If youworry about switching forms of food because you have been convinced that dryfood is essential to good dental health for your cat, consider this: veterinarianstoday, whose feline patients are almost always consuming dry food as theircomplete or nearly complete diet, are seeing as much oral and dental disease intheir patients as ever before. While thefeeding of a crunchy kibble may have an intuitive appeal for dental health, thereality is that there are no scientific studies that prove dry foods providebetter dental health throughout a cat’s life than wet foods do. In my practice, I have a majority of mypatients consuming exclusively wet diets. My patients require no more regular dental care and experience no moredisease of their teeth and gums than patients on other practices in which Ihave worked where dry food was the norm. There is no dental benefit from dry food that even begins to offset theterrible harm done from feeding the wrongmetabolic fuel to our cats.

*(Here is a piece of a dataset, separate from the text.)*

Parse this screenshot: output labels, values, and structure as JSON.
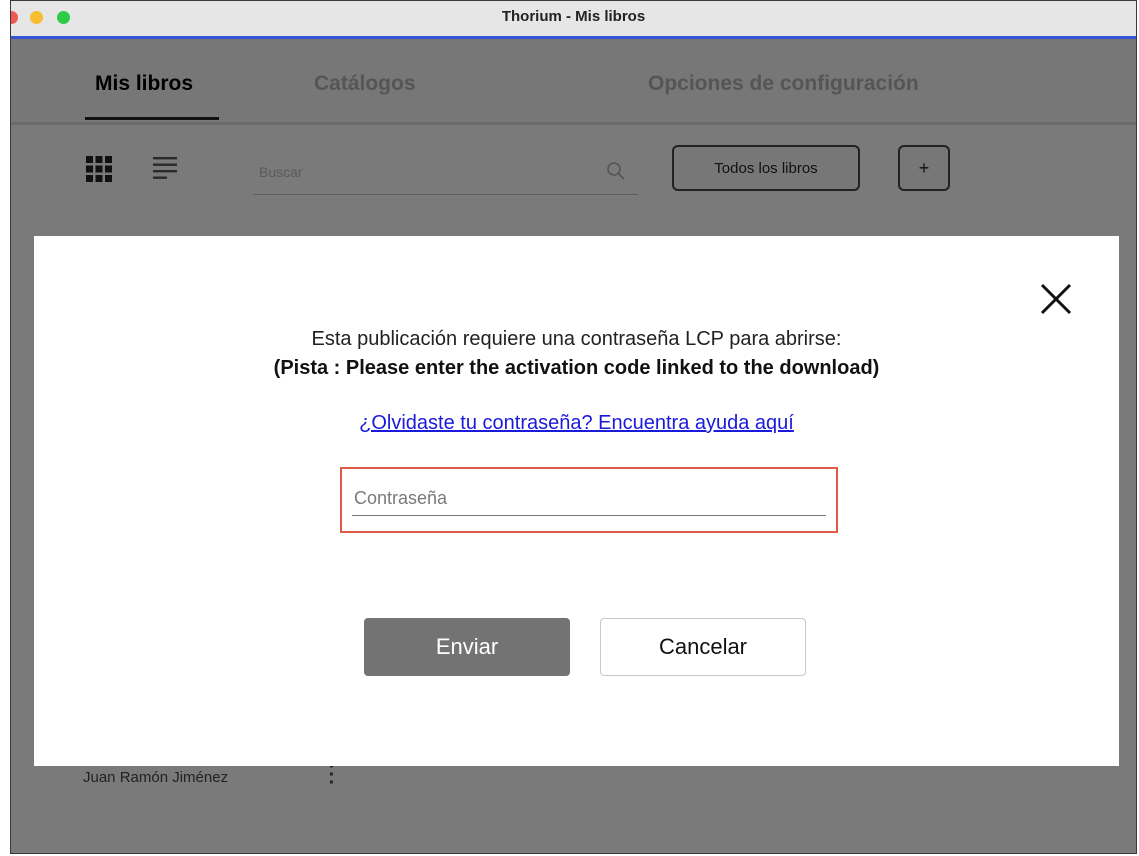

It is forus, all of us, to do as Dr. Pion did back in the late1980s. This article is the beginning ofwhat I hope will become a groundswell of support to apply intense and constantpressure on the companies that supply our cat foods. I call for all of you to think long and hardabout whether you really believe your cats are doing well on “fritos, chips and breakfast cereal.” Those of you with obese and/or diabetic cats,consider that your cats would most certainly be more fit and healthier had theynot lived on junk food all their lives. If you hesitate to seriously consider making a change from dry foodbecause kibble is so convenient and easy to feed, please consider what this convenienceis costing your cat. Until the veterinary profession becomes more knowledgeableabout feline nutrition, and the pet food industry faces and corrects thedefects within its present dry formulations, you are your cat’s only realadvocate for nutritional health. So speak up!